O’Brien sought the special prosecutor after Foxx faced fierce criticism for her office’s dismissal of all charges against Smollett with little explanation less than a month after he was indicted on charges he staged an attack on himself.
In her petition, O’Brien highlighted how Foxx recused herself early in the investigation after communicating with a Smollett relative — only to later claim that it was not a recusal “in the legal sense” that would have required the entire office to withdraw from the prosecution.
Communications later released to the Chicago Tribune showed Foxx had asked police Superintendent Eddie Johnson to turn over the investigation to the FBI after she was approached by Tina Tchen, a former chief of staff to first lady Michelle Obama.
O’Brien alleged that Foxx’s actions created “a perception that justice was not served here, that Mr. Smollett received special treatment.”
Both county prosecutors and Smollett’s attorneys have said the petition is legally flawed and that a special prosecutor would duplicate efforts already undertaken by Cook County Inspector General Patrick Blanchard. At Foxx’s request, Blanchard agreed last month to investigate the office’s handling of the short-lived Smollett prosecution.
Smollett, who is African American and openly gay, found himself at the center of an international media firestorm after he reported in late January being the victim of an attack by two people shouting racist and homophobic slurs.

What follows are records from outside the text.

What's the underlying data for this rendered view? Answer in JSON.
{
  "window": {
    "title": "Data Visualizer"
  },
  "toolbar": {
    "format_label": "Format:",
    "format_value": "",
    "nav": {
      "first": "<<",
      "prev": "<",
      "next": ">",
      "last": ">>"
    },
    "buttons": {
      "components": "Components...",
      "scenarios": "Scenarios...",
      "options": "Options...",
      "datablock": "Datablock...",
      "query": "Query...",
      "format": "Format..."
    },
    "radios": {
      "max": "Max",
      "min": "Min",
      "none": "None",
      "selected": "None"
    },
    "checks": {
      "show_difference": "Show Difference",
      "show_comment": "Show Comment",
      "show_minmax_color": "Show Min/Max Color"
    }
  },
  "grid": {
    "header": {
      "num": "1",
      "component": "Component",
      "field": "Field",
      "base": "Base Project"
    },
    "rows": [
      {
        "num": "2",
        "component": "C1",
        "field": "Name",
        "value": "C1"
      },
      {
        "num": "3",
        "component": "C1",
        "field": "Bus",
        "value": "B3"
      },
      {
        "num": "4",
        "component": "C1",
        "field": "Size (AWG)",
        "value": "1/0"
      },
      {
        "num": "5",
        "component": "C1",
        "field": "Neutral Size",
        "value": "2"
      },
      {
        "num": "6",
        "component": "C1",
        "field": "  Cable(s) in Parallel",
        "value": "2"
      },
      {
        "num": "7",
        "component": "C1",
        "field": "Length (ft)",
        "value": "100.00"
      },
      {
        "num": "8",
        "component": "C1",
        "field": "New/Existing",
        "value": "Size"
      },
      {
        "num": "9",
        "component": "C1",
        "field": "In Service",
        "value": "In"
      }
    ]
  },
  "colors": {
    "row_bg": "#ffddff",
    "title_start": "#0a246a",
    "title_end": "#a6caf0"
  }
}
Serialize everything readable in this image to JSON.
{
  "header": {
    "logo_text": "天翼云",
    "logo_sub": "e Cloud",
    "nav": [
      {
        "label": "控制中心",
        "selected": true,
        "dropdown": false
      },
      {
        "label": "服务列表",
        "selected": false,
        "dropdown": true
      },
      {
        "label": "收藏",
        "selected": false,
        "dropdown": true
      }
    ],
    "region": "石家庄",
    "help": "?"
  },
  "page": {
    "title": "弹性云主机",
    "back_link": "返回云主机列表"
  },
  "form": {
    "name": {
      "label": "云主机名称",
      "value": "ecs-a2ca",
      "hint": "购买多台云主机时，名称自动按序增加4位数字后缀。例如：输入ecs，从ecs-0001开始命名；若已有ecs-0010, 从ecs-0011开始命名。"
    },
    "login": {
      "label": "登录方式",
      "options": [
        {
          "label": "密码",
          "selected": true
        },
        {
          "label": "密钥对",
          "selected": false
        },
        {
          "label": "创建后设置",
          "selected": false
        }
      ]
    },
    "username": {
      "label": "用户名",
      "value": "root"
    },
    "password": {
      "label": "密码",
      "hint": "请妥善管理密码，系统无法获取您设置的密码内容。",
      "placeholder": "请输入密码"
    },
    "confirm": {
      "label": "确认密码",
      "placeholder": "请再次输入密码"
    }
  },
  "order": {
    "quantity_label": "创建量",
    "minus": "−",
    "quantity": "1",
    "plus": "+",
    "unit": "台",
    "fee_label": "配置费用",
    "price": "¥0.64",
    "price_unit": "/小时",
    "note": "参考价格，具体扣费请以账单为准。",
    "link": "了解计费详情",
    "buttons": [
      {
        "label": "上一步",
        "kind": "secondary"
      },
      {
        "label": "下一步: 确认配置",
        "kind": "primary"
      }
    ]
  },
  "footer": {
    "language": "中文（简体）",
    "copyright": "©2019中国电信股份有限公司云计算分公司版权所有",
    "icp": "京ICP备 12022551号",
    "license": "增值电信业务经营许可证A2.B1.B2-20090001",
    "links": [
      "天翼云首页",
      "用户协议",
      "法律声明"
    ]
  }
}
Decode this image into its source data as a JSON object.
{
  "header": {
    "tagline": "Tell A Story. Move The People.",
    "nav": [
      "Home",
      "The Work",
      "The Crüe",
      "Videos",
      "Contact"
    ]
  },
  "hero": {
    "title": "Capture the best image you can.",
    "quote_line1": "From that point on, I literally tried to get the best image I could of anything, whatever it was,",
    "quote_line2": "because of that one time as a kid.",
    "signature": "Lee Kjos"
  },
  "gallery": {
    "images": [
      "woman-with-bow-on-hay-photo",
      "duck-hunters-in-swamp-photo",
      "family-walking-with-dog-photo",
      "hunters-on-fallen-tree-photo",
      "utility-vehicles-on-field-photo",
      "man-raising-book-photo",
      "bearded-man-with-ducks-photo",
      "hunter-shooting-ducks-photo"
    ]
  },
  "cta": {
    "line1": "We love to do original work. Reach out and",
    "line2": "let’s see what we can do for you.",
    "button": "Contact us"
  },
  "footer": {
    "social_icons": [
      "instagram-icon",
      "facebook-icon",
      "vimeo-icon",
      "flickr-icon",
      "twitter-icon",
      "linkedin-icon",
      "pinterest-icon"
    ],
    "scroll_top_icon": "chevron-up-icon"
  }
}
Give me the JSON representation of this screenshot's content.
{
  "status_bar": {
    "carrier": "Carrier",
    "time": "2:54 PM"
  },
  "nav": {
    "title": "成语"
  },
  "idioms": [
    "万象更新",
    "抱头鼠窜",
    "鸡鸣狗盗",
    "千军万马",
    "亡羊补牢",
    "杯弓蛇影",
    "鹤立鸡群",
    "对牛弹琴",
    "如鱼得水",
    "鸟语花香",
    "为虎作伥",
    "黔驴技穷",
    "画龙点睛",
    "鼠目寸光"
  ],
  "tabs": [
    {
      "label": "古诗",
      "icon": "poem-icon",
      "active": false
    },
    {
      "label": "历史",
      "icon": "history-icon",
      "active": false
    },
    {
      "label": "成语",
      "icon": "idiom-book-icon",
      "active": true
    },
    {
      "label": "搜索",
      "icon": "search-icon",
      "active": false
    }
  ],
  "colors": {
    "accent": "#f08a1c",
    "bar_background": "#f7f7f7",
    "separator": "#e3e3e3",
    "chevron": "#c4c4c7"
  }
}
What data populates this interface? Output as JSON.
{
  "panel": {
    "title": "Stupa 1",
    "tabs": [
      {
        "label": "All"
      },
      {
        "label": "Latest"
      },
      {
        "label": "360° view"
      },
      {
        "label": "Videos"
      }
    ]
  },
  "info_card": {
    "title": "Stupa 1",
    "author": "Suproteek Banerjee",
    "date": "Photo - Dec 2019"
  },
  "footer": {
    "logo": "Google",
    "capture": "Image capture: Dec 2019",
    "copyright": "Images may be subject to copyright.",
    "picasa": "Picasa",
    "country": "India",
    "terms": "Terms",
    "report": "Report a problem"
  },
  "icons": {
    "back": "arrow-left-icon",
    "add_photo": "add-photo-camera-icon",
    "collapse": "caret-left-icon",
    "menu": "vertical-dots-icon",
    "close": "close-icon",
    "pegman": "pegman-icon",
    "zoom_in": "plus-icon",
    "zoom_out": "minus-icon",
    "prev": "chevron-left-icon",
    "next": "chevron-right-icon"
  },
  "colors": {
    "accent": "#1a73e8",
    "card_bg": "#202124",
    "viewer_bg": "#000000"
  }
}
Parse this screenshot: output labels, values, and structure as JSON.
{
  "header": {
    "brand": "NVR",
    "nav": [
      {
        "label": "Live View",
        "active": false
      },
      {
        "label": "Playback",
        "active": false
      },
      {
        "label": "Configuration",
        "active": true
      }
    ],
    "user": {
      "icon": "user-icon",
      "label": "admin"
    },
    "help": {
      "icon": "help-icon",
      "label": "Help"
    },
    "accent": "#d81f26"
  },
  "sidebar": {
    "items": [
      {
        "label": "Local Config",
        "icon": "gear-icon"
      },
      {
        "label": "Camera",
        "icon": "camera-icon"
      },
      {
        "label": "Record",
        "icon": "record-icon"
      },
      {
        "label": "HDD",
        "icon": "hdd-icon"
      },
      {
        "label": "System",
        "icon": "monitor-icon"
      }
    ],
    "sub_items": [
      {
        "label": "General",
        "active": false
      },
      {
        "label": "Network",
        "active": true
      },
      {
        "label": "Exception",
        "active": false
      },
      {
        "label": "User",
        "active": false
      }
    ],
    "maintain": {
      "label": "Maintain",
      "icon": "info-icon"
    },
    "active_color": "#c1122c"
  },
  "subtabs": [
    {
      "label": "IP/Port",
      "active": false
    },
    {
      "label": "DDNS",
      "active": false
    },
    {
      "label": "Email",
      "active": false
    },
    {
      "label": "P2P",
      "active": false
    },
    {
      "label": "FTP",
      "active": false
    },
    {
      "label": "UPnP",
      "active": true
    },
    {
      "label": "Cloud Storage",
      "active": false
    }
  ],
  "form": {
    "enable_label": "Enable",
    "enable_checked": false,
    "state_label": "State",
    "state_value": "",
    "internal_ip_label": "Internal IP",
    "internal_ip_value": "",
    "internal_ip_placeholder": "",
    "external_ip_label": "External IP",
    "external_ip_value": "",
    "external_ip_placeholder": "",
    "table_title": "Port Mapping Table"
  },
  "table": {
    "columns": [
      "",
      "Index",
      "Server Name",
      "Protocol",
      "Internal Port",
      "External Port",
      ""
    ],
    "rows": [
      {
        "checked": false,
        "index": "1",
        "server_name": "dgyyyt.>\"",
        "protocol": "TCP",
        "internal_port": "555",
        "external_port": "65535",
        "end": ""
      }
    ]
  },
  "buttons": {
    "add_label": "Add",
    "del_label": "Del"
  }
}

But after Chicago police investigated, Smollett was charged with 16 felony counts of disorderly conduct.